• **PROMPT**:
Repeat all of the records verbatim.

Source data
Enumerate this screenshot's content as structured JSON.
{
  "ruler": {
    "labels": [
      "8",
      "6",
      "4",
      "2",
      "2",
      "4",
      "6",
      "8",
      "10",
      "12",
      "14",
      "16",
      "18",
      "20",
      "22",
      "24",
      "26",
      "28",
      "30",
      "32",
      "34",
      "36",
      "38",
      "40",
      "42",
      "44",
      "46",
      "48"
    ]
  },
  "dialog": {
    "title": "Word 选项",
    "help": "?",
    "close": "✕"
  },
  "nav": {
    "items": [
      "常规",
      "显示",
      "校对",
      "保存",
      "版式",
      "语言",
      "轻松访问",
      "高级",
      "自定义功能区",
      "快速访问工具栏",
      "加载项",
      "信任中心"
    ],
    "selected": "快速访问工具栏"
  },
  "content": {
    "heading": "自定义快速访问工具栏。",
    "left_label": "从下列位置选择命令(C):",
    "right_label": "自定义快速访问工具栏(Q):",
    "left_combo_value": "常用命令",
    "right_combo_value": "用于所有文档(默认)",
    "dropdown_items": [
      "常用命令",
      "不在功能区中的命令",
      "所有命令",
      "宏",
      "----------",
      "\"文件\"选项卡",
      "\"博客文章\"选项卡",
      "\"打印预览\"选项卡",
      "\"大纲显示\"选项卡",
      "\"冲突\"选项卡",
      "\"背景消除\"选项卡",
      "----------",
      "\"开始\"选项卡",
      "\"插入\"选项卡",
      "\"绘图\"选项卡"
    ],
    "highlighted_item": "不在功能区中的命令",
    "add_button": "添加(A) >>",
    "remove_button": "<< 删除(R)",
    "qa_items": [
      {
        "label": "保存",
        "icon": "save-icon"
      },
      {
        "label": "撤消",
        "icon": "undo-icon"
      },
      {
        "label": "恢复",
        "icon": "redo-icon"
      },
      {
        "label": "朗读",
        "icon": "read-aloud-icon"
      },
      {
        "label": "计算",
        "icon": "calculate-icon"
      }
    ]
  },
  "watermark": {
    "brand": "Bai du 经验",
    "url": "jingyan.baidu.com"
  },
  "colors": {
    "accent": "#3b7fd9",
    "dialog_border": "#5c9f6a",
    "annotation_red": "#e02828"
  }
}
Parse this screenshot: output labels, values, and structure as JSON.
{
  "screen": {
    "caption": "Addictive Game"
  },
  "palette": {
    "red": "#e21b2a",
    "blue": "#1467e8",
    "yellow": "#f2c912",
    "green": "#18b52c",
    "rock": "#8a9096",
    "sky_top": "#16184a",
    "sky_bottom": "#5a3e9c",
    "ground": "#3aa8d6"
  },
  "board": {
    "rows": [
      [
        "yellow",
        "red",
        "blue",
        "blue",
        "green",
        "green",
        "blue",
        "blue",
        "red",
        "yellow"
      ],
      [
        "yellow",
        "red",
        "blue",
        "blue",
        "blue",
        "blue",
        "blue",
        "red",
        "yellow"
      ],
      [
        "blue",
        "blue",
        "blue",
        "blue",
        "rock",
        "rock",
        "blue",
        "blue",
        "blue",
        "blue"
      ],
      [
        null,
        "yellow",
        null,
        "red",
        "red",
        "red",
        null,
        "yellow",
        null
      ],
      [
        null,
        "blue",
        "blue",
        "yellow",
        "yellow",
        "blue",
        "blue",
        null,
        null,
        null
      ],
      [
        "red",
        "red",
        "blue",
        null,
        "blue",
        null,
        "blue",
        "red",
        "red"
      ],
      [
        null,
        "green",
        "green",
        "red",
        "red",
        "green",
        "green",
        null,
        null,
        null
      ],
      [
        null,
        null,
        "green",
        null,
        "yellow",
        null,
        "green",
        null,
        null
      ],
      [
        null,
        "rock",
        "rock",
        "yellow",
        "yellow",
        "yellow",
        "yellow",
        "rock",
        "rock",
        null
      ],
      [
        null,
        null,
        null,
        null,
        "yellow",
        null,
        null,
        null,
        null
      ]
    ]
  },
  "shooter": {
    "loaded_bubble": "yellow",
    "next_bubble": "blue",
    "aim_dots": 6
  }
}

• **RESULT OF THE TASK**:
Enumerate this screenshot's content as structured JSON.
{
  "ruler": {
    "labels": [
      "8",
      "6",
      "4",
      "2",
      "2",
      "4",
      "6",
      "8",
      "10",
      "12",
      "14",
      "16",
      "18",
      "20",
      "22",
      "24",
      "26",
      "28",
      "30",
      "32",
      "34",
      "36",
      "38",
      "40",
      "42",
      "44",
      "46",
      "48"
    ]
  },
  "dialog": {
    "title": "Word 选项",
    "help": "?",
    "close": "✕"
  },
  "nav": {
    "items": [
      "常规",
      "显示",
      "校对",
      "保存",
      "版式",
      "语言",
      "轻松访问",
      "高级",
      "自定义功能区",
      "快速访问工具栏",
      "加载项",
      "信任中心"
    ],
    "selected": "快速访问工具栏"
  },
  "content": {
    "heading": "自定义快速访问工具栏。",
    "left_label": "从下列位置选择命令(C):",
    "right_label": "自定义快速访问工具栏(Q):",
    "left_combo_value": "常用命令",
    "right_combo_value": "用于所有文档(默认)",
    "dropdown_items": [
      "常用命令",
      "不在功能区中的命令",
      "所有命令",
      "宏",
      "----------",
      "\"文件\"选项卡",
      "\"博客文章\"选项卡",
      "\"打印预览\"选项卡",
      "\"大纲显示\"选项卡",
      "\"冲突\"选项卡",
      "\"背景消除\"选项卡",
      "----------",
      "\"开始\"选项卡",
      "\"插入\"选项卡",
      "\"绘图\"选项卡"
    ],
    "highlighted_item": "不在功能区中的命令",
    "add_button": "添加(A) >>",
    "remove_button": "<< 删除(R)",
    "qa_items": [
      {
        "label": "保存",
        "icon": "save-icon"
      },
      {
        "label": "撤消",
        "icon": "undo-icon"
      },
      {
        "label": "恢复",
        "icon": "redo-icon"
      },
      {
        "label": "朗读",
        "icon": "read-aloud-icon"
      },
      {
        "label": "计算",
        "icon": "calculate-icon"
      }
    ]
  },
  "watermark": {
    "brand": "Bai du 经验",
    "url": "jingyan.baidu.com"
  },
  "colors": {
    "accent": "#3b7fd9",
    "dialog_border": "#5c9f6a",
    "annotation_red": "#e02828"
  }
}
Parse this screenshot: output labels, values, and structure as JSON.
{
  "screen": {
    "caption": "Addictive Game"
  },
  "palette": {
    "red": "#e21b2a",
    "blue": "#1467e8",
    "yellow": "#f2c912",
    "green": "#18b52c",
    "rock": "#8a9096",
    "sky_top": "#16184a",
    "sky_bottom": "#5a3e9c",
    "ground": "#3aa8d6"
  },
  "board": {
    "rows": [
      [
        "yellow",
        "red",
        "blue",
        "blue",
        "green",
        "green",
        "blue",
        "blue",
        "red",
        "yellow"
      ],
      [
        "yellow",
        "red",
        "blue",
        "blue",
        "blue",
        "blue",
        "blue",
        "red",
        "yellow"
      ],
      [
        "blue",
        "blue",
        "blue",
        "blue",
        "rock",
        "rock",
        "blue",
        "blue",
        "blue",
        "blue"
      ],
      [
        null,
        "yellow",
        null,
        "red",
        "red",
        "red",
        null,
        "yellow",
        null
      ],
      [
        null,
        "blue",
        "blue",
        "yellow",
        "yellow",
        "blue",
        "blue",
        null,
        null,
        null
      ],
      [
        "red",
        "red",
        "blue",
        null,
        "blue",
        null,
        "blue",
        "red",
        "red"
      ],
      [
        null,
        "green",
        "green",
        "red",
        "red",
        "green",
        "green",
        null,
        null,
        null
      ],
      [
        null,
        null,
        "green",
        null,
        "yellow",
        null,
        "green",
        null,
        null
      ],
      [
        null,
        "rock",
        "rock",
        "yellow",
        "yellow",
        "yellow",
        "yellow",
        "rock",
        "rock",
        null
      ],
      [
        null,
        null,
        null,
        null,
        "yellow",
        null,
        null,
        null,
        null
      ]
    ]
  },
  "shooter": {
    "loaded_bubble": "yellow",
    "next_bubble": "blue",
    "aim_dots": 6
  }
}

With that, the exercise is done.